Skip to main content

Location Scout Shares Shocking Truth About Chinatown Movie Trope

When filmmakers shoot on location in New York they often feel they have the world at their fingertips, spoiled for choice when it comes to visually striking locations to set scenes. And while the city's five boroughs offer plenty of incredible backdrops, gorgeous landmarks, and charming parks to pick from, it does lack one thing many movie lovers would take for granted. You see, New York City doesn't offer a single Chinese restaurant like the ones you've seen in NY-set movies.

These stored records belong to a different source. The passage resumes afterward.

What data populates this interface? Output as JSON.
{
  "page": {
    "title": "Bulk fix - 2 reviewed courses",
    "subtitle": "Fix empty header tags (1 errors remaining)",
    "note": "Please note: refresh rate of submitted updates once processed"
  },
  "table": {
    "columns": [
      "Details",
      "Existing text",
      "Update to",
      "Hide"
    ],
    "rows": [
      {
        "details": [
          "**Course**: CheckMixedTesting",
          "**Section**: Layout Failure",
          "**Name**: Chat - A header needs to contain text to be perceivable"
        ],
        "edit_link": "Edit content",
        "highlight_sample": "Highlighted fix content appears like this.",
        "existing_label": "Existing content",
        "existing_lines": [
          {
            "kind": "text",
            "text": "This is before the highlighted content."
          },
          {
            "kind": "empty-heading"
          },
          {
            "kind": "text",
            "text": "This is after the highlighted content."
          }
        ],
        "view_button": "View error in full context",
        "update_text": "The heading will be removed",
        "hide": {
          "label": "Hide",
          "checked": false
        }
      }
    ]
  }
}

This is the plight NY location scout Nick Carr shares on his blog Scouting New York, because every time the script calls for a Chinese restaurant, every director has the exact same vision. They demand ornate woodwork, red wallpaper, preferably laced with golden touches of grand golden dragons. Paper lanterns are a must, as are roasted ducks dangling in the window. This is the Chinatown authenticity they crave! Except, Carr laments, this restaurant—represented below from Men in Black III screengrab—is a fantasy.

As is this one from The Fisher King:

And this one from Glengarry Glen Ross:

Carr's been a professional scout for four years, and in this span has been tasked with finding the above restaurants time and time again. And each time, he's searched and searched only to come back with photos that represent the real—but definitely less glamorous and exotic—look of Chinatown eateries. Like this:

On his blog, Carr shares a wide range of photos, including restaurants he thinks are great locations despite breaking from the typical Hollywood cliché, and you should definitely check them out as it's an fascinating insight into filmmaking in New York. But what's most interesting is his plea for directors to abandon these silly standards and choose something less typical but real over building something big and frankly outdated in its stereotype. Essentially, he wishes these filmmakers would commit to their desire to show New York for the marvel it is, instead of the caricature of it that movies have made.

Staff writer at CinemaBlend.